NFT Rewards’ 1.5% a day passive investment scheme hasn’t been registered with or disclosed to the SEC.

As per a communication sent out to NFT Rewards investors on May 8th, 2023, Craddock claims he’s pitching his Ponzi scheme at “an older age bracket”.

With NFT Rewards about ready to launch, we are closing in on about 20,000 people, most of whom are in an older age bracket. Once we go live, we expect that number to increase to well over 200,000 people within a 60-day time period.

In the communication, Craddock also attempts to address unregistered securities;

We are creating an opportunity for you and we want it to be long term.

If we did not register with the Securities and Exchange Commission, we would be subject to selling unregistered securities, and we do not want to do anything wrong or be accused of doing so.

As previously discussed, Craddock’s SEC filing doesn’t disclose NFT Rewards’ daily returns passive investment scheme to the SEC.

This is NFT Rewards’ said investment scheme, as disclosed in Craddock’s May 8th investor communication;

When you buy a bid package and the auction is live, we require you to make bids on a daily basis.

For example, if you have a $1,000 bid package, you are required to use the bids over a 90-day period.

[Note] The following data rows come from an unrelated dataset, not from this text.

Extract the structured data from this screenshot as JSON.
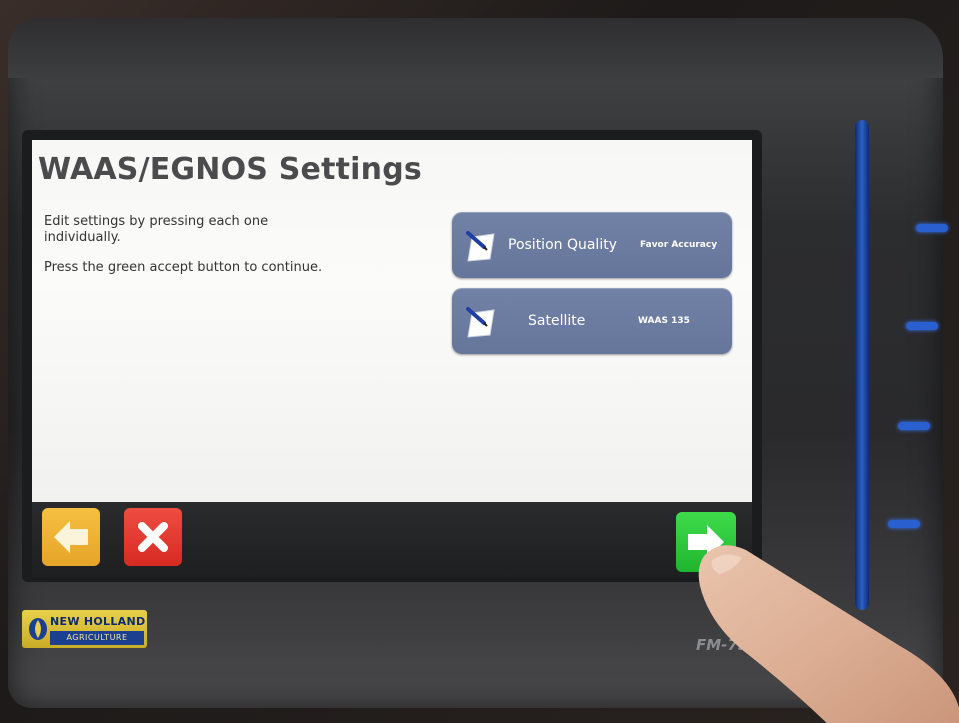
{
  "screen": {
    "title": "WAAS/EGNOS Settings",
    "instructions": [
      "Edit settings by pressing each one individually.",
      "Press the green accept button to continue."
    ]
  },
  "settings": [
    {
      "label": "Position Quality",
      "value": "Favor Accuracy",
      "icon": "pencil-paper-icon"
    },
    {
      "label": "Satellite",
      "value": "WAAS 135",
      "icon": "pencil-paper-icon"
    }
  ],
  "toolbar": {
    "back_icon": "left-arrow-icon",
    "cancel_icon": "close-x-icon",
    "accept_icon": "right-arrow-icon"
  },
  "device": {
    "brand_top": "NEW HOLLAND",
    "brand_bottom": "AGRICULTURE",
    "model": "FM-750"
  },
  "colors": {
    "back_button": "#f0b838",
    "cancel_button": "#e23b31",
    "accept_button": "#2fcb3d",
    "setting_button": "#6c7ba0",
    "bezel_accent": "#2a5fd0"
  }
}
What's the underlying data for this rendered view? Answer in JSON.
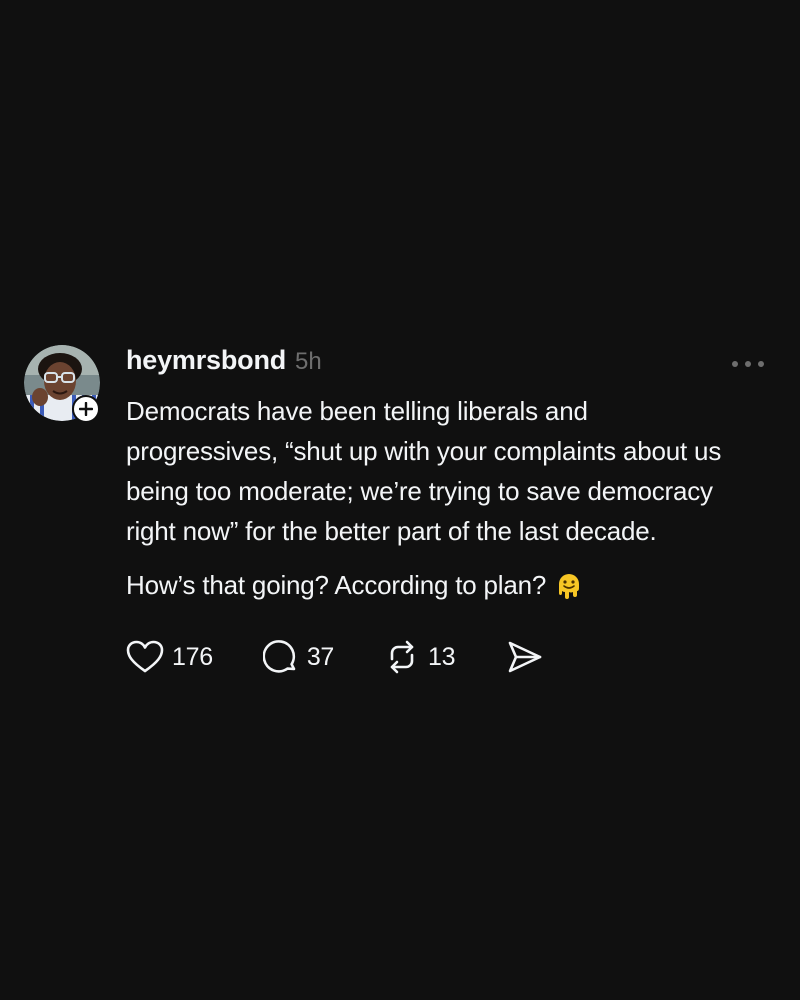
{
  "post": {
    "username": "heymrsbond",
    "timestamp": "5h",
    "body_paragraph_1": "Democrats have been telling liberals and\nprogressives, “shut up with your complaints about us\nbeing too moderate; we’re trying to save democracy\nright now” for the better part of the last decade.",
    "body_paragraph_2": "How’s that going? According to plan?",
    "emoji": "melting-face",
    "avatar_icon": "profile-photo",
    "follow_icon": "plus-icon",
    "more_icon": "more-horizontal-icon"
  },
  "actions": {
    "likes": "176",
    "replies": "37",
    "reposts": "13",
    "like_icon": "heart-icon",
    "reply_icon": "speech-bubble-icon",
    "repost_icon": "repost-icon",
    "share_icon": "send-icon"
  },
  "colors": {
    "background": "#101010",
    "text": "#f3f5f7",
    "secondary_text": "#6e6e6e"
  }
}
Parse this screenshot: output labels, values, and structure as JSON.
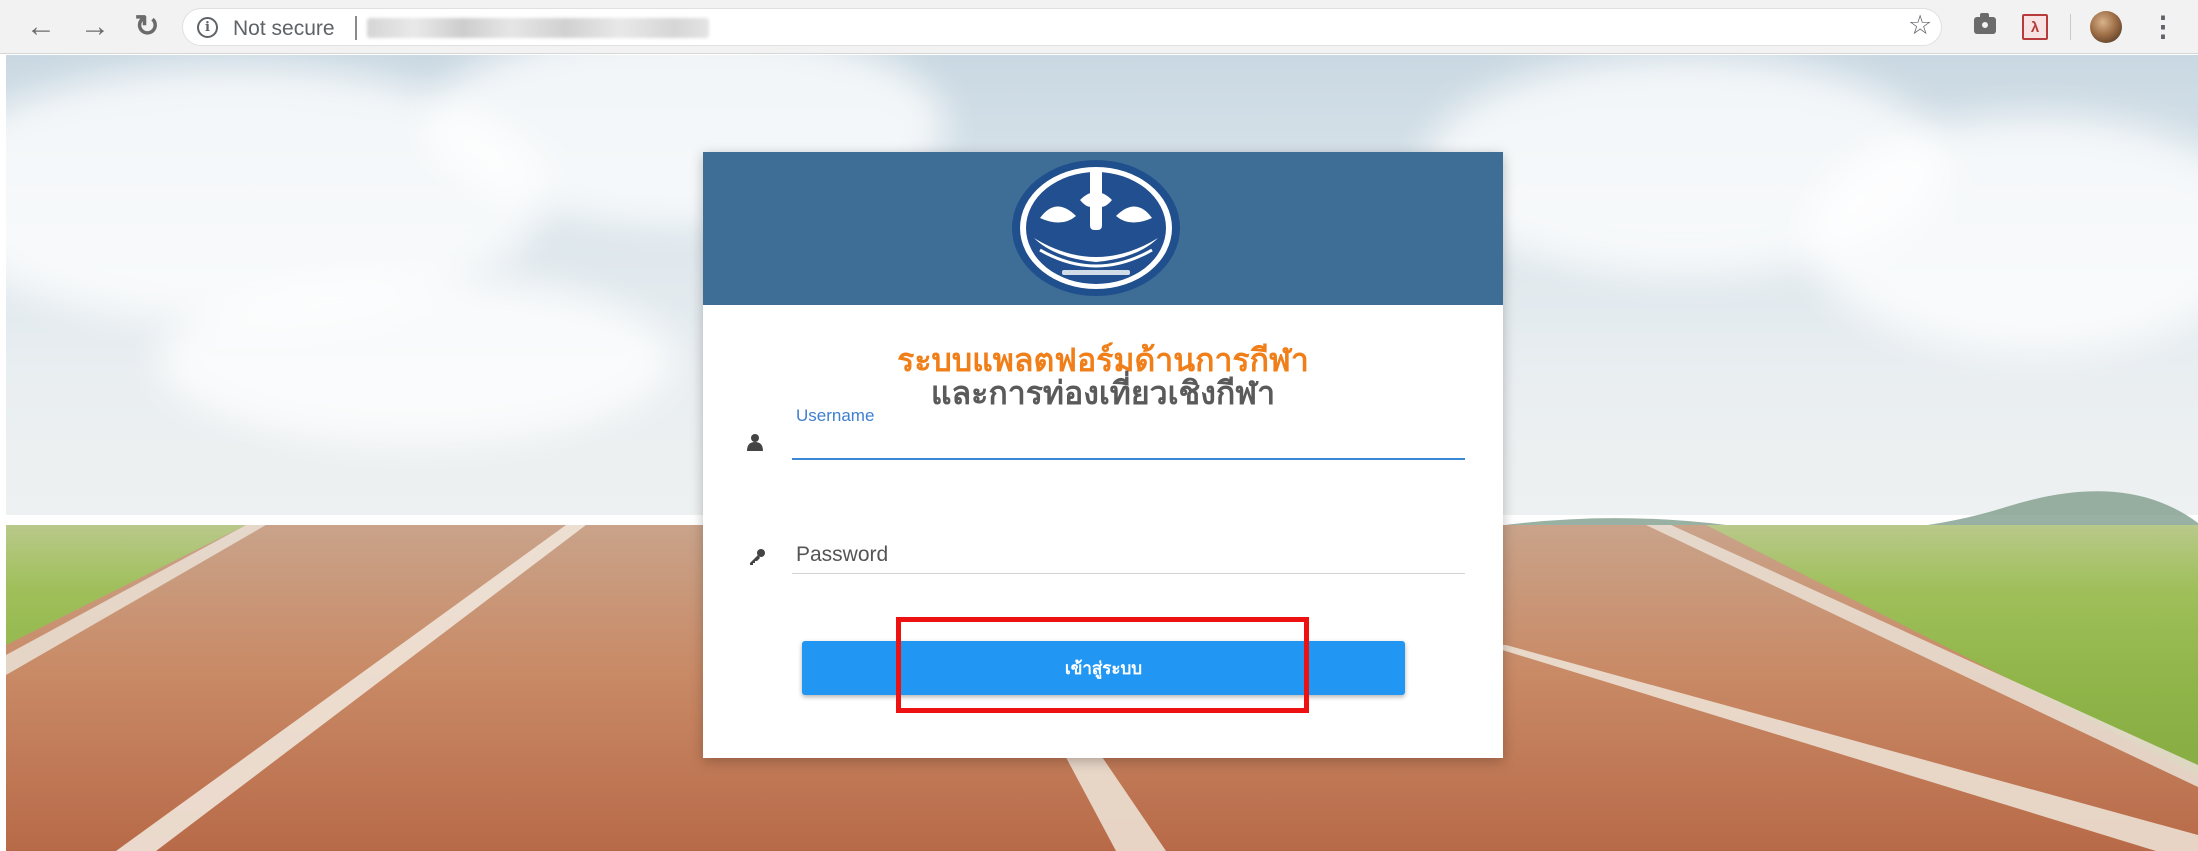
{
  "browser": {
    "security_label": "Not secure",
    "icons": {
      "back": "arrow-left-icon",
      "forward": "arrow-right-icon",
      "reload": "reload-icon",
      "info": "info-icon",
      "bookmark": "star-icon",
      "camera": "camera-icon",
      "pdf": "pdf-icon",
      "menu": "kebab-menu-icon"
    }
  },
  "login": {
    "title": "ระบบแพลตฟอร์มด้านการกีฬา",
    "subtitle": "และการท่องเที่ยวเชิงกีฬา",
    "username_label": "Username",
    "username_value": "",
    "password_placeholder": "Password",
    "password_value": "",
    "button_label": "เข้าสู่ระบบ",
    "icons": {
      "username": "user-icon",
      "password": "key-icon",
      "logo": "government-seal-icon"
    }
  },
  "colors": {
    "header_bg": "#3e6e96",
    "title": "#f07f1a",
    "subtitle": "#5a5a5a",
    "accent": "#2196f3",
    "highlight": "#ee1111"
  }
}
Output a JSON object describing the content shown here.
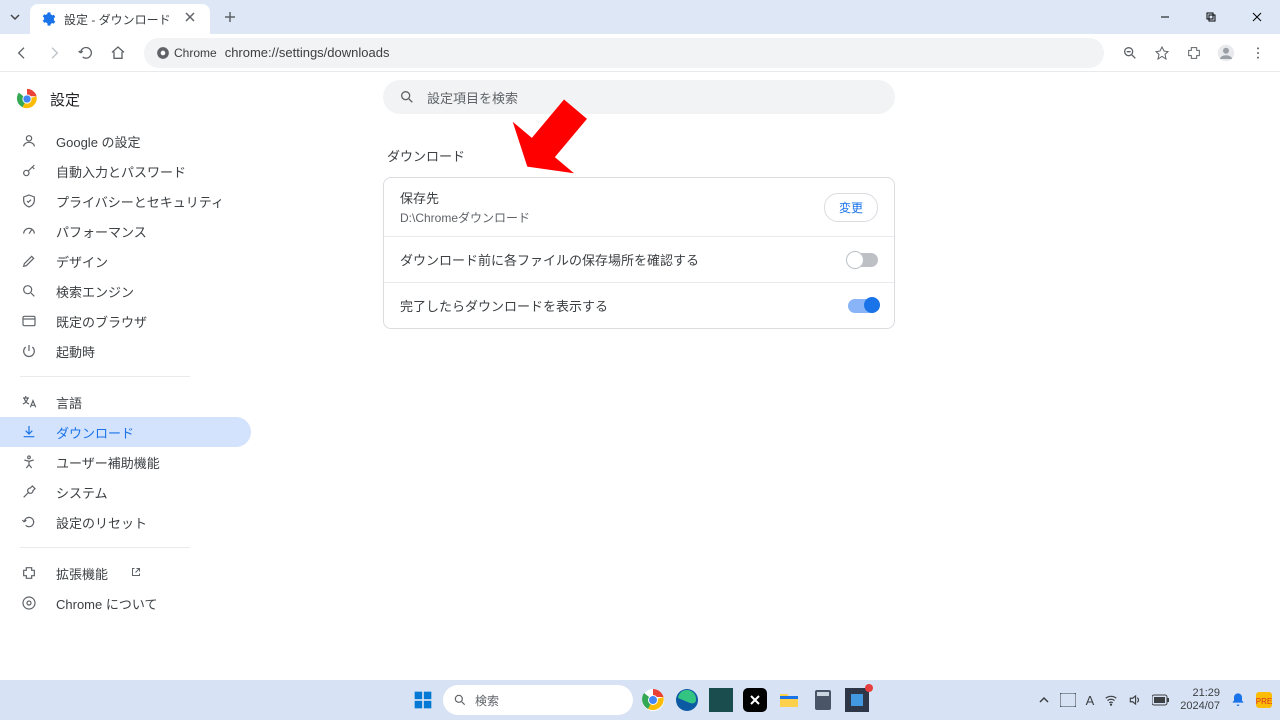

When using the bids on the daily auctions you earn up to 1.5% daily based on the Bid package value, for a 90-day period.

And such to the extent Craddock has requested an exemption for NFT Rewards’ share scheme, the applied for exemption doesn’t apply.

If you are one of the individuals that will receive shares as a participant in one of our contests, or you have purchased shares as part of our private placement offering, or you intend to purchase shares before this offer expires, you can feel confident the shares should exceed $375.00 per share sometime this year.

For someone having 2,000 shares, that can be an estimated $750,000 US Dollars.

Someone paying $1,000 for shares now could potentially see as much as $150,000 before the end of this year.

In an attempt to get around US securities law, Craddock trots out baloney about the metaverse.

What may not be clear to some is how this platform will solve a lot of issues as it is acquired and merged into the Metaverse.

The Metaverse is an unregulated platform, which protects against unwarranted attacks by regulators.

To be clear, securities fraud remains securities fraud regardless of the platform its committed on.

I don’t have an NFT Rewards launch date but as per Craddock’s cited May 8th investor communication;

Shortly after launch, we will be announcing a Post Launch Gathering in Las Vegas, Nevada this year.

Paul Burks, founder and CEO of Zeek Rewards, was sentenced to 14 years in prison in 2017.

Through NFT Rewards, it seems Craddock is keen to follow in Burks’ footsteps.